England paved the way for our postal service — and the proof is on display

The Washington Post, Oct. 19

Royal proclamation on Royal Mail

Until King Charles I’s 1635 decree made England’s Royal Mail public, the service was available only to the royal family and high-ranking officials. (Alan Holyoake)

The next time you find yourself at the post office, thank (or blame) Charles I of England.

Although the monarch was somewhat of a selfish tyrant, before his spats with Parliament led to the English Civil War in 1642, he signed a decree that opened up the Royal Mail for public use, making it the world’s first public mail service. That decree, together with examples of the first postage stamp and prepaid envelope, will be on display starting Friday at the National Postal Museum.

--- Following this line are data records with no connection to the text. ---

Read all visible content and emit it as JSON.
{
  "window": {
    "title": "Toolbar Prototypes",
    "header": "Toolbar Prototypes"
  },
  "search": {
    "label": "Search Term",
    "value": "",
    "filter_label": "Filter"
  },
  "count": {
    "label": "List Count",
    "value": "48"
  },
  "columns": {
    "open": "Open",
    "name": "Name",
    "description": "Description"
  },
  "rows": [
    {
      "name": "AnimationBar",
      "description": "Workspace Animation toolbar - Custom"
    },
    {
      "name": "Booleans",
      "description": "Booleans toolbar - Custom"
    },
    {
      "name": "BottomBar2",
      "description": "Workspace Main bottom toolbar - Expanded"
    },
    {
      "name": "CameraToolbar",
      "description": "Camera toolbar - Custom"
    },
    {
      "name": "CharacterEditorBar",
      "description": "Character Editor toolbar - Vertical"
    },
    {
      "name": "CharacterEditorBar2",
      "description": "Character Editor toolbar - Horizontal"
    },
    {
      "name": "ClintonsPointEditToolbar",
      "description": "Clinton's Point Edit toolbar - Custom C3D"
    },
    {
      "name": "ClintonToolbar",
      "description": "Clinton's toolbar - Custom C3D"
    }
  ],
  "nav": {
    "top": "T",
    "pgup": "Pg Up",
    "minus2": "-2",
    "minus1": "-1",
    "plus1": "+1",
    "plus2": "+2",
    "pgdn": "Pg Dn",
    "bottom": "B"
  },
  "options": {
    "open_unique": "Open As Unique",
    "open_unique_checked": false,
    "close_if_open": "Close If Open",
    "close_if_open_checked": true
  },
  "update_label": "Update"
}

Read more from Elena Goukassian for The Washington Post.

Bye-Bye, Bao Bao: Popular Giant Panda Heads To China This Winter

NPR, Oct. 20

Bao Bao sitting on a rock eating bamboo

Bao Bao has been living separately from her mother, Mei Xiang, since March 2015. (Photo by Connor Padraic Mallon/The Smithsonian’s National Zoo)

Giant panda Bao Bao, born at the National Zoo in Washington, D.C., in August 2013, will be heading to China this winter.

Bao Bao’s parents, Mei Xiang and Tian Tian, are on loan from China, and the agreement calls for any pandas born to the breeding pair to be sent to the Chinese breeding program before they turn 4. Read more from Camila Domonoske for National Public Radio.


Posted: 28 October 2016
About the Author:

Alex di Giovanni has been editing The Torch since August 2006. Prior to joining the Smithsonian, she worked as a writer and editor for the National Geographic Society, Plexus Scientific, The Nature Conservancy, The National Foreign Language Center and St. Martin’s Press, among others. She has the best job in the world.